**WHAT IS REQUIRED:**
A faithful, complete copy of the entries is the sole expected answer.

**GIVEN ENTRIES:**
======

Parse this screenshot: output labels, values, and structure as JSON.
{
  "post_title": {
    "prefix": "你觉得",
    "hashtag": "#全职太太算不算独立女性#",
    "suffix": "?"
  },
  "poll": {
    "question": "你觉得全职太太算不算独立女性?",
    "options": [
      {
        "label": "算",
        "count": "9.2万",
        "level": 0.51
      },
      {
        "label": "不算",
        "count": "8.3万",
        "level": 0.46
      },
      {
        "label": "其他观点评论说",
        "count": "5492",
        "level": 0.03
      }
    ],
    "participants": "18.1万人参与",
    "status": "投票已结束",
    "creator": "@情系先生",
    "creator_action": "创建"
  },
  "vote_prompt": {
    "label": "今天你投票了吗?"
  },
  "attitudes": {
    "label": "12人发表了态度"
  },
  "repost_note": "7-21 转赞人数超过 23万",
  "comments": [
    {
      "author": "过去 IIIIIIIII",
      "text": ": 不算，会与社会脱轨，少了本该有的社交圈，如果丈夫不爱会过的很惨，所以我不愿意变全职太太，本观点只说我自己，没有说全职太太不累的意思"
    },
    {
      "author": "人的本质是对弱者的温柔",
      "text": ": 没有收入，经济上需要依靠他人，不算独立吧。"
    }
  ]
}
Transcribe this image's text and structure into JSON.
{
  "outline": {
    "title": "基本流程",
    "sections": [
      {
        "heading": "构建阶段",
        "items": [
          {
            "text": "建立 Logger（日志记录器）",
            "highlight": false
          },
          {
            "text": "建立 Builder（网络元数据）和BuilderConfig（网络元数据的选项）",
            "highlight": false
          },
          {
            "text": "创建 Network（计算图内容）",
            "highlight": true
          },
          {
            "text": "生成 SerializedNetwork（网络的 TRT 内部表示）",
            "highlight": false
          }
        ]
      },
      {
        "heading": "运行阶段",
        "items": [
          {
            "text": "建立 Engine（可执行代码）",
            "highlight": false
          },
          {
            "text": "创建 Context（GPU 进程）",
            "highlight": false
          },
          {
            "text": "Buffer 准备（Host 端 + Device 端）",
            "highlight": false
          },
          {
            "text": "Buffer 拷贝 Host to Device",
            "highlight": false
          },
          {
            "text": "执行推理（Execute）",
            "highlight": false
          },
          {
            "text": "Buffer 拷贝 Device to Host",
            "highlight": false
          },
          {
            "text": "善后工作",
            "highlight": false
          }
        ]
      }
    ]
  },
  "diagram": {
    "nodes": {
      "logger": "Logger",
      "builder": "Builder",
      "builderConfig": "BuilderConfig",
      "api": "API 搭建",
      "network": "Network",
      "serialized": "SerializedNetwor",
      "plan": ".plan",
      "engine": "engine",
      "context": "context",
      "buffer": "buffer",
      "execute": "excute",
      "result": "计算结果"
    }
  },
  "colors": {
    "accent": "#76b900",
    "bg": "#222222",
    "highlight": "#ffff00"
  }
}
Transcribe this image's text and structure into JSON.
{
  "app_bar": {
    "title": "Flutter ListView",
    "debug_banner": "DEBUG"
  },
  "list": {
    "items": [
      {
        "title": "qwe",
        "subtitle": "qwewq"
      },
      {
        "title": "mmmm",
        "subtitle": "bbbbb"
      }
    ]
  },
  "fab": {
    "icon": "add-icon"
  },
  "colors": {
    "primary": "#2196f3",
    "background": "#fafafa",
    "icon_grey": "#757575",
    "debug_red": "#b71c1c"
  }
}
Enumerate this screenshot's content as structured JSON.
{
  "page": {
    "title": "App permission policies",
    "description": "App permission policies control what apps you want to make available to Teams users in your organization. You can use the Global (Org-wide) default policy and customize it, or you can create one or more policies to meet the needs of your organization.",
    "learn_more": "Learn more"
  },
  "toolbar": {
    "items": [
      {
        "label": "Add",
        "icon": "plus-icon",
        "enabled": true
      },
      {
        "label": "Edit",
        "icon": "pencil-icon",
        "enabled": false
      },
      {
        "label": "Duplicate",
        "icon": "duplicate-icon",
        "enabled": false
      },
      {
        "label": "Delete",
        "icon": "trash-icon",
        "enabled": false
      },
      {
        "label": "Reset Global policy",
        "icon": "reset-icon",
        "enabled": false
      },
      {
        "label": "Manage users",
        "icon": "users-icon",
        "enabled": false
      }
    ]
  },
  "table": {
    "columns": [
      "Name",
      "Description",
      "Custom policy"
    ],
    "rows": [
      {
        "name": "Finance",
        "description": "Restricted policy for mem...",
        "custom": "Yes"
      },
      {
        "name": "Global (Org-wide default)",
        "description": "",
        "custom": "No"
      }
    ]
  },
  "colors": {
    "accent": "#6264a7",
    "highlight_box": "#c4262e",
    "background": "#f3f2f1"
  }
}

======

**YOUR SOLUTION:**
Parse this screenshot: output labels, values, and structure as JSON.
{
  "post_title": {
    "prefix": "你觉得",
    "hashtag": "#全职太太算不算独立女性#",
    "suffix": "?"
  },
  "poll": {
    "question": "你觉得全职太太算不算独立女性?",
    "options": [
      {
        "label": "算",
        "count": "9.2万",
        "level": 0.51
      },
      {
        "label": "不算",
        "count": "8.3万",
        "level": 0.46
      },
      {
        "label": "其他观点评论说",
        "count": "5492",
        "level": 0.03
      }
    ],
    "participants": "18.1万人参与",
    "status": "投票已结束",
    "creator": "@情系先生",
    "creator_action": "创建"
  },
  "vote_prompt": {
    "label": "今天你投票了吗?"
  },
  "attitudes": {
    "label": "12人发表了态度"
  },
  "repost_note": "7-21 转赞人数超过 23万",
  "comments": [
    {
      "author": "过去 IIIIIIIII",
      "text": ": 不算，会与社会脱轨，少了本该有的社交圈，如果丈夫不爱会过的很惨，所以我不愿意变全职太太，本观点只说我自己，没有说全职太太不累的意思"
    },
    {
      "author": "人的本质是对弱者的温柔",
      "text": ": 没有收入，经济上需要依靠他人，不算独立吧。"
    }
  ]
}
Transcribe this image's text and structure into JSON.
{
  "outline": {
    "title": "基本流程",
    "sections": [
      {
        "heading": "构建阶段",
        "items": [
          {
            "text": "建立 Logger（日志记录器）",
            "highlight": false
          },
          {
            "text": "建立 Builder（网络元数据）和BuilderConfig（网络元数据的选项）",
            "highlight": false
          },
          {
            "text": "创建 Network（计算图内容）",
            "highlight": true
          },
          {
            "text": "生成 SerializedNetwork（网络的 TRT 内部表示）",
            "highlight": false
          }
        ]
      },
      {
        "heading": "运行阶段",
        "items": [
          {
            "text": "建立 Engine（可执行代码）",
            "highlight": false
          },
          {
            "text": "创建 Context（GPU 进程）",
            "highlight": false
          },
          {
            "text": "Buffer 准备（Host 端 + Device 端）",
            "highlight": false
          },
          {
            "text": "Buffer 拷贝 Host to Device",
            "highlight": false
          },
          {
            "text": "执行推理（Execute）",
            "highlight": false
          },
          {
            "text": "Buffer 拷贝 Device to Host",
            "highlight": false
          },
          {
            "text": "善后工作",
            "highlight": false
          }
        ]
      }
    ]
  },
  "diagram": {
    "nodes": {
      "logger": "Logger",
      "builder": "Builder",
      "builderConfig": "BuilderConfig",
      "api": "API 搭建",
      "network": "Network",
      "serialized": "SerializedNetwor",
      "plan": ".plan",
      "engine": "engine",
      "context": "context",
      "buffer": "buffer",
      "execute": "excute",
      "result": "计算结果"
    }
  },
  "colors": {
    "accent": "#76b900",
    "bg": "#222222",
    "highlight": "#ffff00"
  }
}
Transcribe this image's text and structure into JSON.
{
  "app_bar": {
    "title": "Flutter ListView",
    "debug_banner": "DEBUG"
  },
  "list": {
    "items": [
      {
        "title": "qwe",
        "subtitle": "qwewq"
      },
      {
        "title": "mmmm",
        "subtitle": "bbbbb"
      }
    ]
  },
  "fab": {
    "icon": "add-icon"
  },
  "colors": {
    "primary": "#2196f3",
    "background": "#fafafa",
    "icon_grey": "#757575",
    "debug_red": "#b71c1c"
  }
}
Enumerate this screenshot's content as structured JSON.
{
  "page": {
    "title": "App permission policies",
    "description": "App permission policies control what apps you want to make available to Teams users in your organization. You can use the Global (Org-wide) default policy and customize it, or you can create one or more policies to meet the needs of your organization.",
    "learn_more": "Learn more"
  },
  "toolbar": {
    "items": [
      {
        "label": "Add",
        "icon": "plus-icon",
        "enabled": true
      },
      {
        "label": "Edit",
        "icon": "pencil-icon",
        "enabled": false
      },
      {
        "label": "Duplicate",
        "icon": "duplicate-icon",
        "enabled": false
      },
      {
        "label": "Delete",
        "icon": "trash-icon",
        "enabled": false
      },
      {
        "label": "Reset Global policy",
        "icon": "reset-icon",
        "enabled": false
      },
      {
        "label": "Manage users",
        "icon": "users-icon",
        "enabled": false
      }
    ]
  },
  "table": {
    "columns": [
      "Name",
      "Description",
      "Custom policy"
    ],
    "rows": [
      {
        "name": "Finance",
        "description": "Restricted policy for mem...",
        "custom": "Yes"
      },
      {
        "name": "Global (Org-wide default)",
        "description": "",
        "custom": "No"
      }
    ]
  },
  "colors": {
    "accent": "#6264a7",
    "highlight_box": "#c4262e",
    "background": "#f3f2f1"
  }
}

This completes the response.